Our customer first asked us if we could identify any variety of marine mammals under broad visibility and sea state conditions. Together, we found that narrowing focus was essential. Finding whale splashes in heavy seas or finding beluga whales within beluga-sized ice fields wouldn't work using affordable cameras. Together, we learned that detecting even the most straightforward events (whales in open water, walrus on ice) with high precision (manageable false alarms) wasn't easy. To their immense credit, they took time to set achievable requirements that we could meet. Together, we set and met achievable expectations, while carefully monetizing return on investment in order to justify the effort.


Why is automation such an important factor whenever we talk about data?

Automation is an important factor because huge streams of available data contain only a few nuggets of useful information. Automation will become used as affordable methods improve for identifying those nuggets precisely. Beyond drone-based sensing, five years have passed since the amount of data being produced by sensors exceeded the amount of data that could possibly be stored, let alone processed.

To illustrate the kind of impact automation can make, Advanced Aerial Inspection Resources uses drones to take thousands of pictures of wind turbine blades on a daily basis, as shown below.  (The wind turbine imagery in this article was kindly provided by AAIR.) Their inspections based on drone cameras identify more defects at lower costs than inspections based on visual observation.   Since wind turbine inspection needs are rapidly expanding, AAIR has a great opportunity to grow rapidly.

However, finding defects from images after their inspection flights takes more person-days than shooting the images in the field.
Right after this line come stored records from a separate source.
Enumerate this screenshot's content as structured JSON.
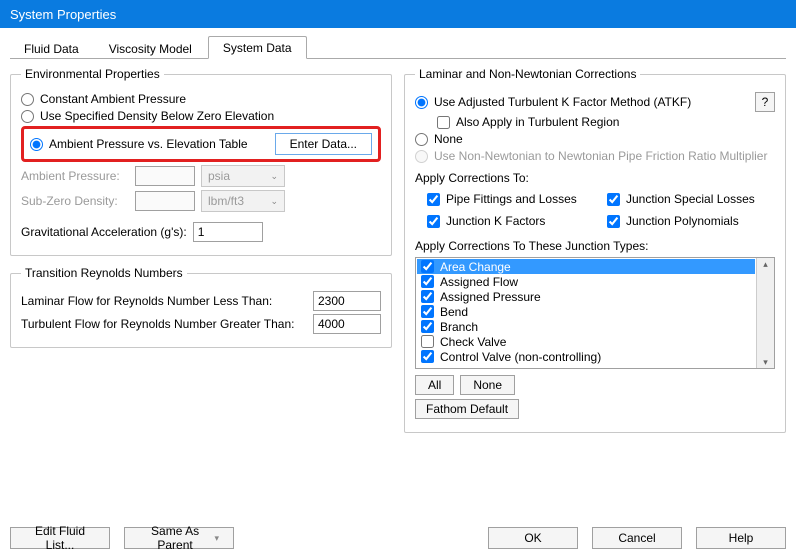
{
  "window": {
    "title": "System Properties"
  },
  "tabs": {
    "fluid": "Fluid Data",
    "viscosity": "Viscosity Model",
    "system": "System Data"
  },
  "env": {
    "legend": "Environmental Properties",
    "opt_const": "Constant Ambient Pressure",
    "opt_density": "Use Specified Density Below Zero Elevation",
    "opt_table": "Ambient Pressure vs. Elevation Table",
    "enter_data": "Enter Data...",
    "ambient_pressure": "Ambient Pressure:",
    "unit_pressure": "psia",
    "subzero": "Sub-Zero Density:",
    "unit_density": "lbm/ft3",
    "grav": "Gravitational Acceleration (g's):",
    "grav_val": "1"
  },
  "reynolds": {
    "legend": "Transition Reynolds Numbers",
    "laminar": "Laminar Flow for Reynolds Number Less Than:",
    "laminar_val": "2300",
    "turbulent": "Turbulent Flow for Reynolds Number Greater Than:",
    "turbulent_val": "4000"
  },
  "laminar": {
    "legend": "Laminar and Non-Newtonian Corrections",
    "atkf": "Use Adjusted Turbulent K Factor Method (ATKF)",
    "help": "?",
    "also_turb": "Also Apply in Turbulent Region",
    "none": "None",
    "nn_ratio": "Use Non-Newtonian to Newtonian Pipe Friction Ratio Multiplier",
    "apply_to": "Apply Corrections To:",
    "chk1": "Pipe Fittings and Losses",
    "chk2": "Junction Special Losses",
    "chk3": "Junction K Factors",
    "chk4": "Junction Polynomials",
    "junction_types": "Apply Corrections To These Junction Types:",
    "items": [
      {
        "label": "Area Change",
        "checked": true,
        "selected": true
      },
      {
        "label": "Assigned Flow",
        "checked": true,
        "selected": false
      },
      {
        "label": "Assigned Pressure",
        "checked": true,
        "selected": false
      },
      {
        "label": "Bend",
        "checked": true,
        "selected": false
      },
      {
        "label": "Branch",
        "checked": true,
        "selected": false
      },
      {
        "label": "Check Valve",
        "checked": false,
        "selected": false
      },
      {
        "label": "Control Valve (non-controlling)",
        "checked": true,
        "selected": false
      }
    ],
    "all": "All",
    "none_btn": "None",
    "fathom": "Fathom Default"
  },
  "footer": {
    "edit_fluid": "Edit Fluid List...",
    "same_as": "Same As Parent",
    "ok": "OK",
    "cancel": "Cancel",
    "help": "Help"
  }
}
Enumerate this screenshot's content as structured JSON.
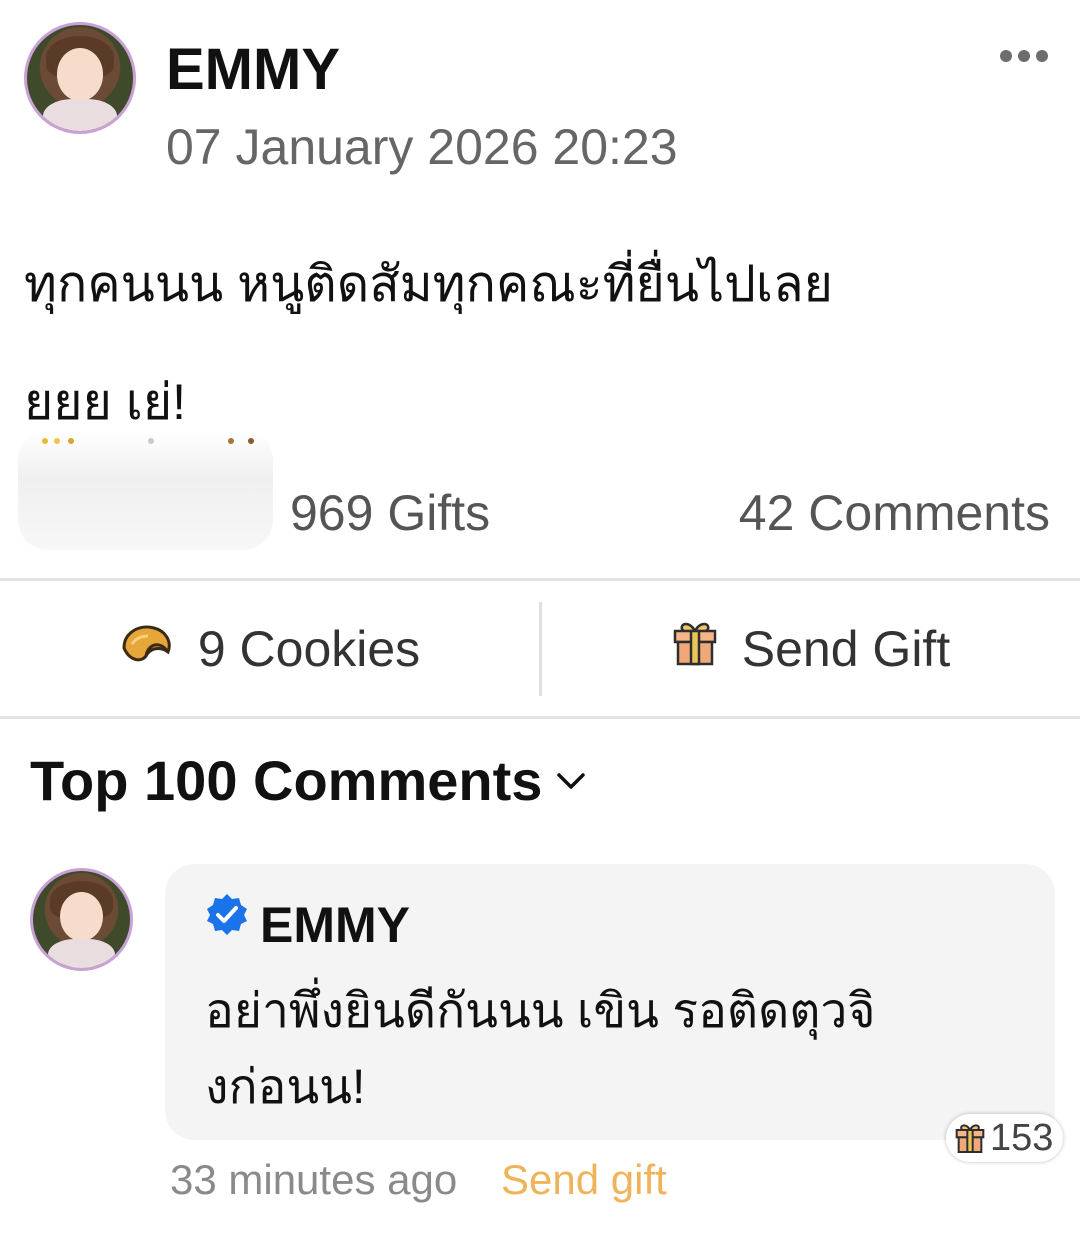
{
  "post": {
    "author": "EMMY",
    "timestamp": "07 January 2026 20:23",
    "body_line1": "ทุกคนนน หนูติดสัมทุกคณะที่ยื่นไปเลย",
    "body_line2": "ยยย เย่!",
    "gifts_count": "969 Gifts",
    "comments_count": "42 Comments"
  },
  "actions": {
    "cookies_label": "9 Cookies",
    "cookie_icon": "fortune-cookie-icon",
    "send_gift_label": "Send Gift",
    "gift_icon": "gift-box-icon"
  },
  "comments_section": {
    "header": "Top 100 Comments",
    "header_icon": "chevron-down-icon"
  },
  "comments": [
    {
      "author": "EMMY",
      "verified": true,
      "text": "อย่าพึ่งยินดีกันนน เขิน รอติดตุวจิงก่อนน!",
      "gift_count": "153",
      "time": "33 minutes ago",
      "send_gift_label": "Send gift"
    }
  ],
  "colors": {
    "accent_gift": "#f0b35a",
    "verified_blue": "#1a73e8",
    "avatar_ring": "#c8a2d6"
  }
}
If automatic image triage can reduce their detection cost by 90% while maintaining or improving their defect detection rates, AAIR will be able save lots of money and service many more customers. Automatic triage offers the added benefit of reducing many mega-bit photos to a smaller number of mega-bit chips. As a result, field-based triage could allow AAIR to transmit defect information from the field to the cloud for immediate validation by their staff and faster delivery to their customers.


Photo Courtesy of AAIR
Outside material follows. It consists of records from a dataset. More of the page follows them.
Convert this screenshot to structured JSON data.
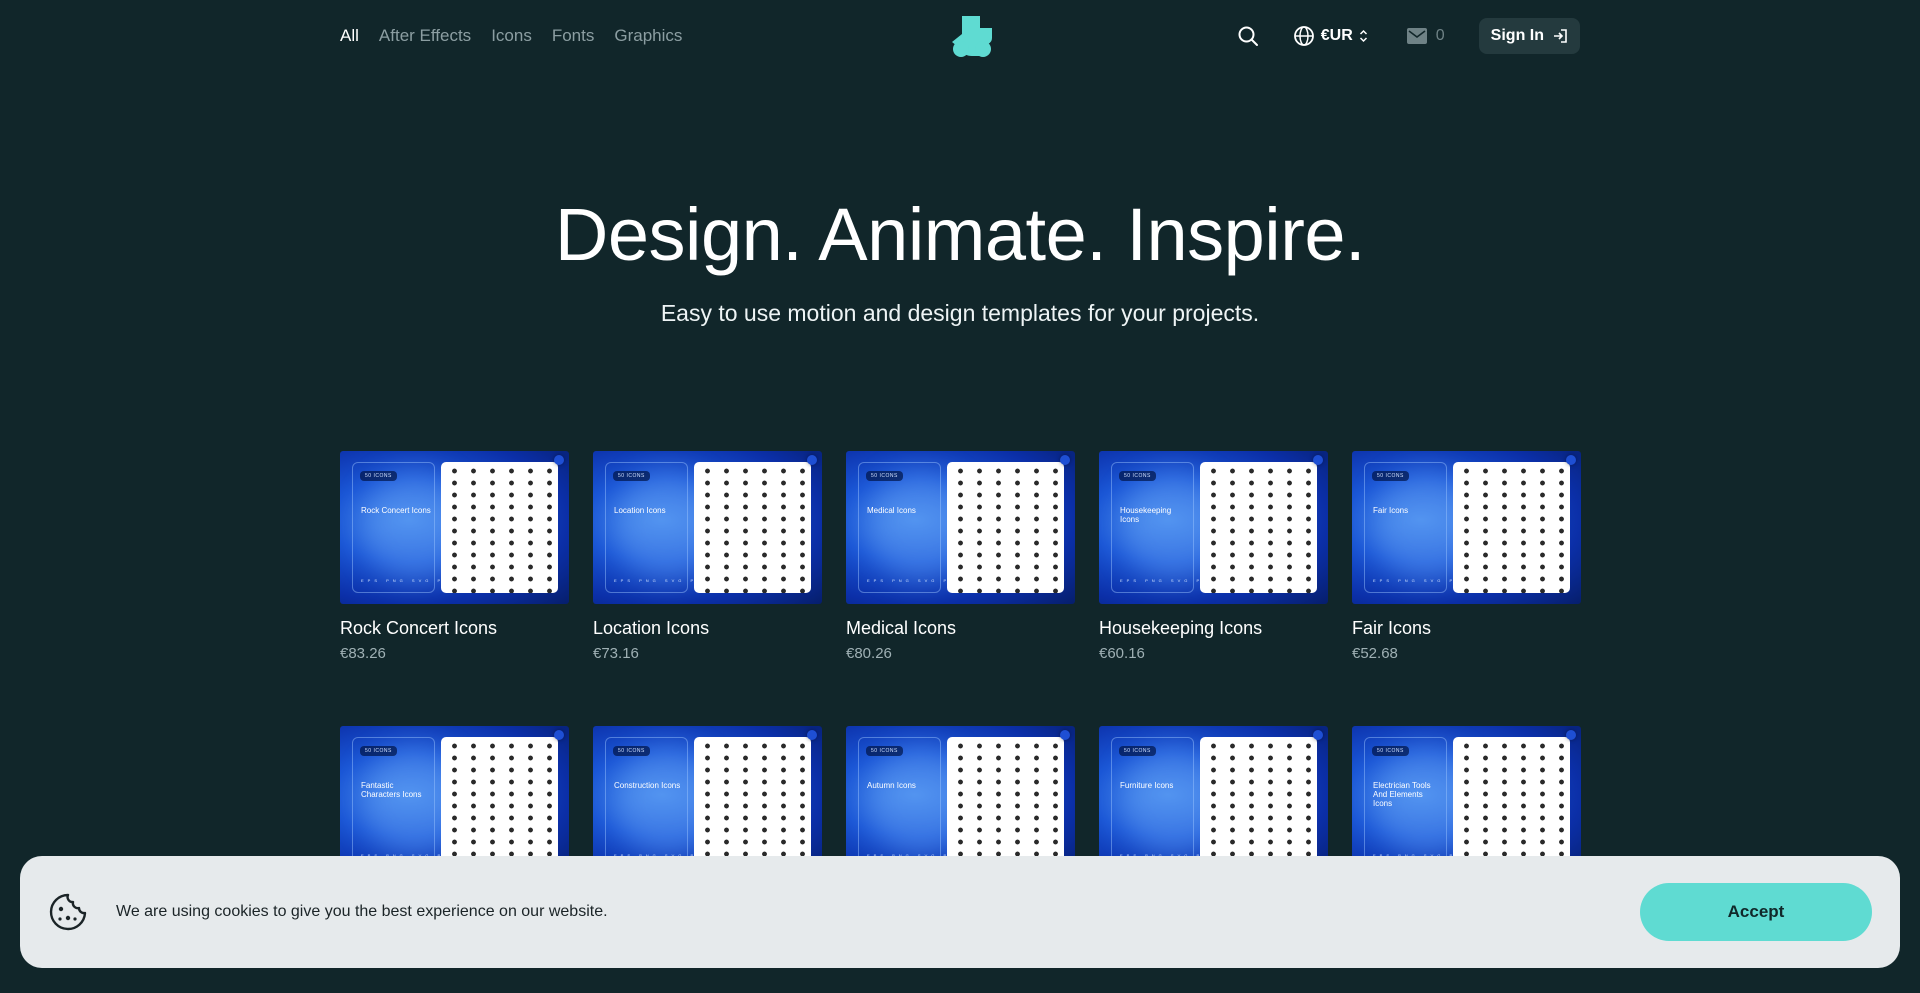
{
  "nav": {
    "items": [
      {
        "label": "All",
        "active": true
      },
      {
        "label": "After Effects",
        "active": false
      },
      {
        "label": "Icons",
        "active": false
      },
      {
        "label": "Fonts",
        "active": false
      },
      {
        "label": "Graphics",
        "active": false
      }
    ]
  },
  "header": {
    "logo_icon": "brand-logo-icon",
    "search_icon": "search-icon",
    "currency_label": "€UR",
    "cart_count": "0",
    "signin_label": "Sign In",
    "accent_color": "#5fdbd2"
  },
  "hero": {
    "title": "Design. Animate. Inspire.",
    "subtitle": "Easy to use motion and design templates for your projects."
  },
  "products": [
    {
      "name": "Rock Concert Icons",
      "price": "€83.26",
      "thumb_title": "Rock Concert Icons"
    },
    {
      "name": "Location Icons",
      "price": "€73.16",
      "thumb_title": "Location Icons"
    },
    {
      "name": "Medical Icons",
      "price": "€80.26",
      "thumb_title": "Medical Icons"
    },
    {
      "name": "Housekeeping Icons",
      "price": "€60.16",
      "thumb_title": "Housekeeping Icons"
    },
    {
      "name": "Fair Icons",
      "price": "€52.68",
      "thumb_title": "Fair Icons"
    },
    {
      "name": "",
      "price": "",
      "thumb_title": "Fantastic Characters Icons"
    },
    {
      "name": "",
      "price": "",
      "thumb_title": "Construction Icons"
    },
    {
      "name": "",
      "price": "",
      "thumb_title": "Autumn Icons"
    },
    {
      "name": "",
      "price": "",
      "thumb_title": "Furniture Icons"
    },
    {
      "name": "",
      "price": "",
      "thumb_title": "Electrician Tools And Elements Icons"
    }
  ],
  "thumb": {
    "badge": "50 ICONS",
    "formats": "EPS PNG SVG PSD"
  },
  "cookie": {
    "text": "We are using cookies to give you the best experience on our website.",
    "accept_label": "Accept",
    "icon": "cookie-icon"
  }
}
What has you excited about the future of this technology? 

Quite simply, drones (and other sensors) are producing so much data, and people have so little time, that resulting opportunities are limitless. To give just one example, the projected market for drone-based, wind-turbine blade inspection alone is $6B within the next six years.


What’s one thing you want operators to understand about how they can and should approach the way they’re processing and utilizing the data captured by a UAV?
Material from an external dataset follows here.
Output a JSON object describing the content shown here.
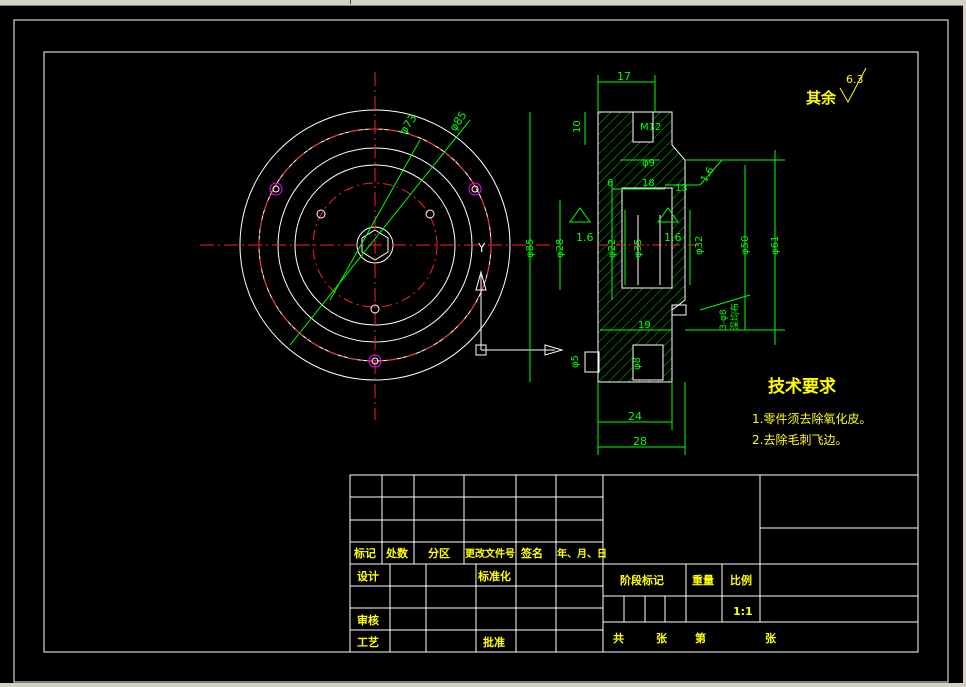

Time and money investments will be necessary. Those investments should be justified and monetized up front. Key drivers can be monetized by estimating the following expected gains (or losses) include manual analysis; time to decision; detection rates; false alarm rates; transmission bandwidth; processor development and configuration cost; human safety cost; sensor cost; and flight cost.

The investments to produce fast and automatic image triage shouldn’t be a major hurdle in light of recurring six-figure savings that can be achieved.